February 3, 1998 Library of Congress Receives Private Sector Gift To Digitize Rare Materials of Abraham Lincoln
Gift from Jones Family Foundation to Create "Mr. Lincoln's Virtual Library"
Contact: Guy Lamolinara (202) 707-9217
A generous donation to the National Digital Library Program of the Library of Congress from Donald G. Jones, Terri L. Jones and the Jones Family Foundation will make possible the digitization of the most important Lincoln materials at the Library of Congress. The gift will also help the Library forge partnerships with other major repositories of Lincolniana, creating a "virtual library" of Lincoln materials, linked via the Internet.
"Don Jones has been a friend of the Library and, since 1990, a supporter of our electronic initiatives," said Librarian of Congress James H. Billington. "He was instrumental in the establishment of our congressional database THOMAS and the National Digital Library Program, and now he is helping us again by making it possible for the Library to share with the nation its important and popular collections relating to Abraham Lincoln."
"I am pleased to be able to aid the Library of Congress in its important work in bringing the riches of its collections to all Americans," said Mr. Jones. "The National Digital Library Program is leading the way in making intellectual content freely available to students, scholars and lifelong learners anywhere, anytime."
The Library's richest manuscript collection of Lincoln materials is housed in the Robert Todd Lincoln Collection, deposited in the Library in 1919 by President Lincoln's only surviving son. This unparalleled collection, first made available to the public in 1947, contains more than 15,000 items, including such treasures as Lincoln's drafts of the Emancipation Proclamation, his first inaugural address and letters about political and domestic troubles.

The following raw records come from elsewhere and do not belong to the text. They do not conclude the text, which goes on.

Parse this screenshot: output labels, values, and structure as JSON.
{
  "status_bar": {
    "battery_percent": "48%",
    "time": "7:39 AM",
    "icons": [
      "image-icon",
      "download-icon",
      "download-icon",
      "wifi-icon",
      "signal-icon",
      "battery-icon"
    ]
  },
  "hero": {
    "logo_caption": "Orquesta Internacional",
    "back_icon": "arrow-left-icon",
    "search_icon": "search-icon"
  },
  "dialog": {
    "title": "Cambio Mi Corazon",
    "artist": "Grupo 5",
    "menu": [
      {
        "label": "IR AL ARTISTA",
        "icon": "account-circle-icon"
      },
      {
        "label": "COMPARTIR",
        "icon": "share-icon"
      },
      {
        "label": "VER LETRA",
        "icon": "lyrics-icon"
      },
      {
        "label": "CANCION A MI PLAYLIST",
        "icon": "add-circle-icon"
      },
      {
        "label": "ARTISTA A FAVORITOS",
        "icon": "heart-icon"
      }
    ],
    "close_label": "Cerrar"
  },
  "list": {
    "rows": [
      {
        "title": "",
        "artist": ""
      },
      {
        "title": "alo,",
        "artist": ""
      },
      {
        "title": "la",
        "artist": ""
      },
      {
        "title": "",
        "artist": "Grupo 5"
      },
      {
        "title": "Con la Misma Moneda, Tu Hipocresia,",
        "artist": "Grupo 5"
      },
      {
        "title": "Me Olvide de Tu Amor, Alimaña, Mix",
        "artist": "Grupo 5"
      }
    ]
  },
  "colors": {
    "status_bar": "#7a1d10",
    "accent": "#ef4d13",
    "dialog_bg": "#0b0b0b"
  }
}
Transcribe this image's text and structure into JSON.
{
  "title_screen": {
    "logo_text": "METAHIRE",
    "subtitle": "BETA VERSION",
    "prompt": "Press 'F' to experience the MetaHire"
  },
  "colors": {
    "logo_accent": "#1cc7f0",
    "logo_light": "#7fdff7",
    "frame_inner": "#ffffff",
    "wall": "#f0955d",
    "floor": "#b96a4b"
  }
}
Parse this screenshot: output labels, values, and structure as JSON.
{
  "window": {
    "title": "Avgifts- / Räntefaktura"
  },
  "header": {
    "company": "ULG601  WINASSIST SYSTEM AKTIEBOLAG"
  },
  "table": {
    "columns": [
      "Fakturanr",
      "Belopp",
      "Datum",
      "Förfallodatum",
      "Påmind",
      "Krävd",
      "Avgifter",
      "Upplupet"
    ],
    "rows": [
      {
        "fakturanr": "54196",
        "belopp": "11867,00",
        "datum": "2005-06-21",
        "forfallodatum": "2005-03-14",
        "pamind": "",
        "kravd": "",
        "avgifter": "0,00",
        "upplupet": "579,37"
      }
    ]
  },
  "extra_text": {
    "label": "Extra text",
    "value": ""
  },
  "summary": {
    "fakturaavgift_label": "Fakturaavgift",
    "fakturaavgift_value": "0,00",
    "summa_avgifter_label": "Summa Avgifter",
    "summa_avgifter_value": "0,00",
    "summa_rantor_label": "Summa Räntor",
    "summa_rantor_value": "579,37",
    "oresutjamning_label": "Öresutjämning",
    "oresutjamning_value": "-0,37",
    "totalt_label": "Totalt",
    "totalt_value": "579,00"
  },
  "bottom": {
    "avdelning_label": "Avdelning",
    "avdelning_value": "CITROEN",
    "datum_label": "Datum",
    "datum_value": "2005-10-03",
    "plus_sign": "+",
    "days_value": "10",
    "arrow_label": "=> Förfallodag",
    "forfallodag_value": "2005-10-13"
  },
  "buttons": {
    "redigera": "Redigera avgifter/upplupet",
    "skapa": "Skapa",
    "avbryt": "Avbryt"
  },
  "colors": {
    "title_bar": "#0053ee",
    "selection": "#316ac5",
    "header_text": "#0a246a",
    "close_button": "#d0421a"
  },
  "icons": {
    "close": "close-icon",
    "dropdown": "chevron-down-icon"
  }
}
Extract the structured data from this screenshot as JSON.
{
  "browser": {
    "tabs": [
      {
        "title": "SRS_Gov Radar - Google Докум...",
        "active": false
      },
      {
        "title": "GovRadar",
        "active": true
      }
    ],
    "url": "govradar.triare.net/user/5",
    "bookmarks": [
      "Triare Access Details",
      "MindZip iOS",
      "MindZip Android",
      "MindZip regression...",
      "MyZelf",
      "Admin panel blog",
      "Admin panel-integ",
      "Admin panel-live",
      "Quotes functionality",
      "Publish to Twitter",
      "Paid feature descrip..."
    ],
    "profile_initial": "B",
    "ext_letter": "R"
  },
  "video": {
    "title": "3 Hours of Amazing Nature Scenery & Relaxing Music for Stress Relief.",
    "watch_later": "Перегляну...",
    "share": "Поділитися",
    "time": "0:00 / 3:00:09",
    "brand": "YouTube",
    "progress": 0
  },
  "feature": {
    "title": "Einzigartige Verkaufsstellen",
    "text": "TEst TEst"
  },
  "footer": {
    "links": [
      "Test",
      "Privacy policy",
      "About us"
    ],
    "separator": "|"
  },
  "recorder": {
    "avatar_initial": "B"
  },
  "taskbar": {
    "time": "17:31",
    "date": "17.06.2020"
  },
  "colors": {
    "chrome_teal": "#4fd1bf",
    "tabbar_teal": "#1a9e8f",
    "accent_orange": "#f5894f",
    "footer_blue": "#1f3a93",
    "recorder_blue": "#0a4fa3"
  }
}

Additional treasures of Lincolniana came to the Library in 1950 through the generosity of Alfred Whital Stern of Chicago. Highlights of the more than 11,000 items in this collection include copies of three speeches delivered by Lincoln during his term as a U.S. representative from Illinois, Lincoln's scrapbook documenting his debates with Stephen A. Douglas during the Illinois senatorial campaign of 1858, and materials relating to the 1860 presidential election, his assassination and funeral.
Lincoln read his first draft of the Emancipation Proclamation to his secretaries William Seward and Gideon Welles on July 13, 1862. Its text left the men nearly speechless, and Lincoln let the matter drop. He raised the subject again, during a Cabinet meeting on July 22, where the reaction was mixed. His mind was already made up, however, as the advice he sought concerned the style of the Proclamation, not its substance. This will be digitized along with such treasures as:
- Jan. 26, 1863, letter to Maj. Gen. Joseph Hooker placing him in command of the Army of the Potomac.
- July 1863 letter from Lincoln to Gen. George Meade, never sent, in which the president vented his distress over the escape of the Confederate Army following the battle of Gettysburg.
- Aug. 23, 1864, note from Lincoln to his Cabinet, in which he predicts his defeat in the 1864 election and the division of the country; he orders his Cabinet to assist the incoming administration.
- Aug. 18, 1837, letter to Mary Owens in which he details his frustration over a hasty and ill-advised commitment to marry a woman he hardly knew and had not seen for several years. Lincoln reveals his verbal dexterity as he extracts a voluntary rejection of his marriage proposal.
- Campaign banner supporting the candidacy of Lincoln in the presidential election of 1860.
- Lincoln on His Deathbed, a sketch by renowned artist Alfred Waud, drawn at Lincoln's death, April 14-15, 1865.
- 1860 ambrotype portrait of Lincoln by Preston Butler.
The National Digital Library Program of the Library of Congress is making freely available on the Internet the most important of the Library's collections relating to American history. This electronic archives, called American Memory, already offers more than two dozen collections, including Civil War photographs of Mathew Brady, items relating to slavery and the civil rights movement, daguerreotypes, early motion pictures, sound recording and panoramic maps. The THOMAS database provides current and historical information on the work of the U.S. Congress. By the year 2000, in collaboration with other institutions, millions of items will be available from this public-private initiative, 75 percent of which is being funded by the private sector.